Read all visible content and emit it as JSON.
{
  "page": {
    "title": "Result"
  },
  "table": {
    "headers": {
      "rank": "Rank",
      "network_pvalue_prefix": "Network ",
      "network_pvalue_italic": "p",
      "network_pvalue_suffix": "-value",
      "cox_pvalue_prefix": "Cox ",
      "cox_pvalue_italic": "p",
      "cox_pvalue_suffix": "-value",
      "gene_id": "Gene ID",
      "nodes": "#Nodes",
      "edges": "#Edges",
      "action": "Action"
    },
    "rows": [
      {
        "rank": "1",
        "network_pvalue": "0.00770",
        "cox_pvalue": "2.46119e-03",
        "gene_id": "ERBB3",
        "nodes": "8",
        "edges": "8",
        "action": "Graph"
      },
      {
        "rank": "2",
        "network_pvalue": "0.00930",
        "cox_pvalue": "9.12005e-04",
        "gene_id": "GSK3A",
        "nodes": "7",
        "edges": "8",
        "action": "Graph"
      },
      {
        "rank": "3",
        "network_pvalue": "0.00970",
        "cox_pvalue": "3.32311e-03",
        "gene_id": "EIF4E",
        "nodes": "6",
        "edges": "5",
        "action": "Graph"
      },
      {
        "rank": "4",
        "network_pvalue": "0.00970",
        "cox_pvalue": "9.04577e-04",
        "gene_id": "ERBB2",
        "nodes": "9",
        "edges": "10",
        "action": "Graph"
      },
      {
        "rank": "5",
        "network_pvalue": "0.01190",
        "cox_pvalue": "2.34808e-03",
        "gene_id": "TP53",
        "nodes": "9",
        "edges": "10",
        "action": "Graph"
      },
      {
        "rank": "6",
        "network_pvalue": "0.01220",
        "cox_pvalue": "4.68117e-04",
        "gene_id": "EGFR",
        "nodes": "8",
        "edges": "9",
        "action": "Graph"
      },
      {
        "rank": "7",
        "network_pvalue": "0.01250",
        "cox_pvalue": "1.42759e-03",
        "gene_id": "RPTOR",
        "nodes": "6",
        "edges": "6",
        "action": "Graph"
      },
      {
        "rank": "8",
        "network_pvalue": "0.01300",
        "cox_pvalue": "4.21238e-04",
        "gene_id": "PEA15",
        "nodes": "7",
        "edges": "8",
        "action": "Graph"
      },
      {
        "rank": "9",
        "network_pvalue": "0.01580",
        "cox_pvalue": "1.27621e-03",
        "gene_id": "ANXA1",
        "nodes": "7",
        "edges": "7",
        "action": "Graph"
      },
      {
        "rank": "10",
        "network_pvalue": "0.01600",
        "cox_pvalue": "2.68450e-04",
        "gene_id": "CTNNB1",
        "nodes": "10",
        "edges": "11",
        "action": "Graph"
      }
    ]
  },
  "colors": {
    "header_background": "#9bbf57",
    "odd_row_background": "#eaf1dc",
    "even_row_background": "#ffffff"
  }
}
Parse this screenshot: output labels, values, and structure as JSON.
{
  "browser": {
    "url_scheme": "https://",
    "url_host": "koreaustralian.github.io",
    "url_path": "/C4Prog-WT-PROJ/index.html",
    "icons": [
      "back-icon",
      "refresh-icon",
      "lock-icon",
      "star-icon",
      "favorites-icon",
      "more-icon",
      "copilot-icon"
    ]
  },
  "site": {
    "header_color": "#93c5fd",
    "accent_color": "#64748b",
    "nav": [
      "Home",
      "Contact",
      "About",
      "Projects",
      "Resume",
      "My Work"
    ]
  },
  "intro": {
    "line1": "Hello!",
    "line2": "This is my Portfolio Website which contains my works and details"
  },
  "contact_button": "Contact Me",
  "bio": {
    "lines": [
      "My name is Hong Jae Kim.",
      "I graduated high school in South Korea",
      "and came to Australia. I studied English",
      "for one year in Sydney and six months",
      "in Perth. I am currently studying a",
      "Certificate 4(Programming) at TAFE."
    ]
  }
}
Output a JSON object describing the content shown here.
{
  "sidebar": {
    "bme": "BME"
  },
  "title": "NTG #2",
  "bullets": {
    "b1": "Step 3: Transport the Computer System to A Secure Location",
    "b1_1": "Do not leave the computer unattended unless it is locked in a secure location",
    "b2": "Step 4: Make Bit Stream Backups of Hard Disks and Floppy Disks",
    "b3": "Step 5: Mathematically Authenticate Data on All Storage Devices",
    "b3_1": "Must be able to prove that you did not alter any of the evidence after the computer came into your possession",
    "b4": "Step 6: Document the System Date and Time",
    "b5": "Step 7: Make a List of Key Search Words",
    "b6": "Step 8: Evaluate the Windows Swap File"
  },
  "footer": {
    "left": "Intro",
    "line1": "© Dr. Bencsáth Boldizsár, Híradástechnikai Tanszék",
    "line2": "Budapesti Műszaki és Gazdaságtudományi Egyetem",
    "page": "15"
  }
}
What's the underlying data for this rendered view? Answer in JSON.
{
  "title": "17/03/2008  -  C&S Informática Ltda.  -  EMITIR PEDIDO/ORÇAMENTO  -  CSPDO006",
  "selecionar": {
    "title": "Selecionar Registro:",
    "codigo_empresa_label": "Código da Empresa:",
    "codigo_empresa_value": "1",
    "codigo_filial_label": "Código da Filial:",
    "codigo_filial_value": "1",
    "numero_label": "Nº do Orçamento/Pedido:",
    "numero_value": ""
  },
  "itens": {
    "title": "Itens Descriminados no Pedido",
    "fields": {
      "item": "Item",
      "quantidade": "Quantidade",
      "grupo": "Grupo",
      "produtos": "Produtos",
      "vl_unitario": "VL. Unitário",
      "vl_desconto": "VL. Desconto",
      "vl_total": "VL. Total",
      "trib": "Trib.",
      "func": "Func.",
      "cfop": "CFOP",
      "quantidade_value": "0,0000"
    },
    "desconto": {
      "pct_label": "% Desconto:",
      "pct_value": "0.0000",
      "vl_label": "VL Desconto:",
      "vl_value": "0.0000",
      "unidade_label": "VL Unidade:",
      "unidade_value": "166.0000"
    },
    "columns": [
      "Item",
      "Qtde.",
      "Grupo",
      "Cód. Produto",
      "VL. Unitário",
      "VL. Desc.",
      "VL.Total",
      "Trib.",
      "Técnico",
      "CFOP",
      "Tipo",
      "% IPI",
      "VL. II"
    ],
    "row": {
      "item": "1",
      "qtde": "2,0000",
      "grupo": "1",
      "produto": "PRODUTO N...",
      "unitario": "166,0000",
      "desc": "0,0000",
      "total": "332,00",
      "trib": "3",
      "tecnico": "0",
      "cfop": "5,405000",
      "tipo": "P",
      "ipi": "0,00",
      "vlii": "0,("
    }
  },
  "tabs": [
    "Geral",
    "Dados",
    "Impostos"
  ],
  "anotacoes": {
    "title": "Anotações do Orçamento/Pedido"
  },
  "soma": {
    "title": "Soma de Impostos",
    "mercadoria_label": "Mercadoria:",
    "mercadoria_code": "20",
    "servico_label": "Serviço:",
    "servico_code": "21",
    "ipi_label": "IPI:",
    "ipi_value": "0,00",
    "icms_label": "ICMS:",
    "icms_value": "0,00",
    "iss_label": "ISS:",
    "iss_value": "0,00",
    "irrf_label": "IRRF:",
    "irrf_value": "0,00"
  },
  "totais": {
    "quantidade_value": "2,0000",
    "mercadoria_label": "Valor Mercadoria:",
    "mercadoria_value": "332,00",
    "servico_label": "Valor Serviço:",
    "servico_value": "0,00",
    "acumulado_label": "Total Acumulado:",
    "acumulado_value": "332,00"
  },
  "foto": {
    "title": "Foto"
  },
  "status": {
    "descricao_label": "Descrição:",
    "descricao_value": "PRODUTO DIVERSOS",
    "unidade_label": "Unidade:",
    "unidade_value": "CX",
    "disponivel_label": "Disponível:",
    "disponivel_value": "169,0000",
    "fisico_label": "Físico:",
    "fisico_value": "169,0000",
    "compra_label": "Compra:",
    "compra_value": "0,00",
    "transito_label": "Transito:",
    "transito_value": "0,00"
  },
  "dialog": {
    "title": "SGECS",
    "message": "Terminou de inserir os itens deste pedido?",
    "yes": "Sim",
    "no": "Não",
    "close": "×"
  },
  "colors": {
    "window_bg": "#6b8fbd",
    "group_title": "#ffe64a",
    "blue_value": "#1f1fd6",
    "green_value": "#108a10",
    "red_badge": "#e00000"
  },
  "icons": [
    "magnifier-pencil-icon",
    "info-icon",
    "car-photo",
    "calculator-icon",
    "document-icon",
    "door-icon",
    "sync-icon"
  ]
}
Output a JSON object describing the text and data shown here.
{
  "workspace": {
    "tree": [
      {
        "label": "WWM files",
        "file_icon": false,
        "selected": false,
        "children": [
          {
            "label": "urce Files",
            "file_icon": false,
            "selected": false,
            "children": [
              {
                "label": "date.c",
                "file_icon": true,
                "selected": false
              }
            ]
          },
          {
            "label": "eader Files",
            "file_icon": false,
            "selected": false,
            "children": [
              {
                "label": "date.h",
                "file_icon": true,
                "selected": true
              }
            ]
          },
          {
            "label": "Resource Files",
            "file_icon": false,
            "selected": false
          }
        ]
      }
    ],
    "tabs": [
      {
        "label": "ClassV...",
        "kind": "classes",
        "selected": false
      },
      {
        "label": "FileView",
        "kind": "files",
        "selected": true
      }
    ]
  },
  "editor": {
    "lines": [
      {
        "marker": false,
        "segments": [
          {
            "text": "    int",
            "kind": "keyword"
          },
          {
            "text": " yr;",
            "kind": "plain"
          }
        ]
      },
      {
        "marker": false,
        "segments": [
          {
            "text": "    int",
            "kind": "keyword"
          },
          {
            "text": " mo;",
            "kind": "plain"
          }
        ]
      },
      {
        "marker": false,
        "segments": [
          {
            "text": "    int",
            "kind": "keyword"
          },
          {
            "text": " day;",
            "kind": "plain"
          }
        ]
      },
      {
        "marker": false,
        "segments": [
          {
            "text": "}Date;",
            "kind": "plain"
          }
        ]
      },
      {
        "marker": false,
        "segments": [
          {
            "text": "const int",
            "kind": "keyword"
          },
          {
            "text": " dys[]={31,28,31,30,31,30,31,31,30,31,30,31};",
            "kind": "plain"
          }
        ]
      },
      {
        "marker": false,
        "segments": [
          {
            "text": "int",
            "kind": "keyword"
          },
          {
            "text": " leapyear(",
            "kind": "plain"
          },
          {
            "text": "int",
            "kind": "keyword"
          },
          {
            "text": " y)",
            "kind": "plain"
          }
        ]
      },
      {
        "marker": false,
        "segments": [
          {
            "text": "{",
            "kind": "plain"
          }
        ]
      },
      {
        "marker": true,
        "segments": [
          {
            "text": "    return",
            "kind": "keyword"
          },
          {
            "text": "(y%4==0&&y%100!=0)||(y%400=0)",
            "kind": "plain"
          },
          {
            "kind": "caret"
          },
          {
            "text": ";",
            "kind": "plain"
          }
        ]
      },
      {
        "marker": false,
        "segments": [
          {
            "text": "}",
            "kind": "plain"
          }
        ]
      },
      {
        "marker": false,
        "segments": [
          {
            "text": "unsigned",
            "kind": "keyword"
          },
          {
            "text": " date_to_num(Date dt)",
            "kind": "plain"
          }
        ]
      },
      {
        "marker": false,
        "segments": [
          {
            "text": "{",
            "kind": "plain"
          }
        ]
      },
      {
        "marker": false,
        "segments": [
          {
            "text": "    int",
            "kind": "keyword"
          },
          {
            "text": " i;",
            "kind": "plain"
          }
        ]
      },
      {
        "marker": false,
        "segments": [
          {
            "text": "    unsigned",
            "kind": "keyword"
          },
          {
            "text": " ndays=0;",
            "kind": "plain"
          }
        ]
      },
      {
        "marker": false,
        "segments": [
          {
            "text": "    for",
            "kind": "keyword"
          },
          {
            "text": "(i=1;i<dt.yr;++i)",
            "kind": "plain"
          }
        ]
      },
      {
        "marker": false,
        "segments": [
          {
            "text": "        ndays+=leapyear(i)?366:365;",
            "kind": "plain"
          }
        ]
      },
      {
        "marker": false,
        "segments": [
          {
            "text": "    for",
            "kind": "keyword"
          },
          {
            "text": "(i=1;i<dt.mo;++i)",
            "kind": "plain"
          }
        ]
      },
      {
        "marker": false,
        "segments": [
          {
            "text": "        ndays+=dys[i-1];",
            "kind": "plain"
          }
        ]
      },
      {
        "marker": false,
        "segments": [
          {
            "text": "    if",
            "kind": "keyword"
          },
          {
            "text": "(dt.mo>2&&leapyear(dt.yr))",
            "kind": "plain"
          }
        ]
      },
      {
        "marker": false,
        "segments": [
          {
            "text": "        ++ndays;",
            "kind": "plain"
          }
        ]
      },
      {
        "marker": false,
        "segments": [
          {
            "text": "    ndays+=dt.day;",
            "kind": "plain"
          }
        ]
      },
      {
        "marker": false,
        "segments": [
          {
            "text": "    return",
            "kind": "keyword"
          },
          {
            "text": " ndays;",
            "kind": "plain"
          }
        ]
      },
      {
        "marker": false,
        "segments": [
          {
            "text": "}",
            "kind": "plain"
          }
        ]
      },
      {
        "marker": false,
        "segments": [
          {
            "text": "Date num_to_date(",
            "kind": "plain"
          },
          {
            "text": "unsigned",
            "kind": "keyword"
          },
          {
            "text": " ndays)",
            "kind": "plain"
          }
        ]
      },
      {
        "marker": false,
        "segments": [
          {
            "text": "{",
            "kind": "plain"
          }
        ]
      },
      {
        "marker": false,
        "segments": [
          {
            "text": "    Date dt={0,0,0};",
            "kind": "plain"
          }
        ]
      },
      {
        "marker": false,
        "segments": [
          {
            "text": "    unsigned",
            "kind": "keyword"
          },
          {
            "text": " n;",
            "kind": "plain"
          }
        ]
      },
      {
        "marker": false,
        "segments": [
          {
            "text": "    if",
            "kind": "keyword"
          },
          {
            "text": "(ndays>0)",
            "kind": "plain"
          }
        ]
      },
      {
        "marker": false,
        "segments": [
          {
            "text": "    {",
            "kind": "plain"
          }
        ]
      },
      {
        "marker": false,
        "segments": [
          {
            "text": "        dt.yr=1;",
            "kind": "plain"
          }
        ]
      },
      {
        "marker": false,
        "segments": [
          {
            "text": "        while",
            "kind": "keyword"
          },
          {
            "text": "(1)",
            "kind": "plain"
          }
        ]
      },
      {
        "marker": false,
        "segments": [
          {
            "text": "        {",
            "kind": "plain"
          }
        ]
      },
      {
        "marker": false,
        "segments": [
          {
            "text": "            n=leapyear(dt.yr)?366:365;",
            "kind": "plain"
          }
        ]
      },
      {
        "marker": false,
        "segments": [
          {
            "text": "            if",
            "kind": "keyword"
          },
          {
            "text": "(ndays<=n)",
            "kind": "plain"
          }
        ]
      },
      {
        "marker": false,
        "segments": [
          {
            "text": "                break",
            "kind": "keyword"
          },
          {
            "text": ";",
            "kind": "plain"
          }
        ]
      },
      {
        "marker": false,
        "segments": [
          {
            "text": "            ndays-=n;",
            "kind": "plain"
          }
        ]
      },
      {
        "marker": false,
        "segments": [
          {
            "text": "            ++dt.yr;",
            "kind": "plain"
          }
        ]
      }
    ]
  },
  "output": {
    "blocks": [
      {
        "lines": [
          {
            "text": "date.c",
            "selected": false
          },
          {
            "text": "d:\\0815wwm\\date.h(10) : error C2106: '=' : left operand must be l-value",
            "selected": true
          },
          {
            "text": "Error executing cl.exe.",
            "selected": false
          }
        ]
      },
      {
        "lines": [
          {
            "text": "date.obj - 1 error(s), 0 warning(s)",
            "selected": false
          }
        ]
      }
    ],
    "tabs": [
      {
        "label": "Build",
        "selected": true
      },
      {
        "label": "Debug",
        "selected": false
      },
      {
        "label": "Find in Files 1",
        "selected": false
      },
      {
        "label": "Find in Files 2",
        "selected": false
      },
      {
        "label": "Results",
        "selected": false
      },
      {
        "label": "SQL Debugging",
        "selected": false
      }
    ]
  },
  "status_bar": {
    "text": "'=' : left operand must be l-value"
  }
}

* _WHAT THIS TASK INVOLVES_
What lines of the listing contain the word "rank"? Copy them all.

* _ANSWER TO THE PROBLEM_
      "rank": "Rank",
        "rank": "1",
        "rank": "2",
        "rank": "3",
        "rank": "4",
        "rank": "5",
        "rank": "6",
        "rank": "7",
        "rank": "8",
        "rank": "9",
        "rank": "10",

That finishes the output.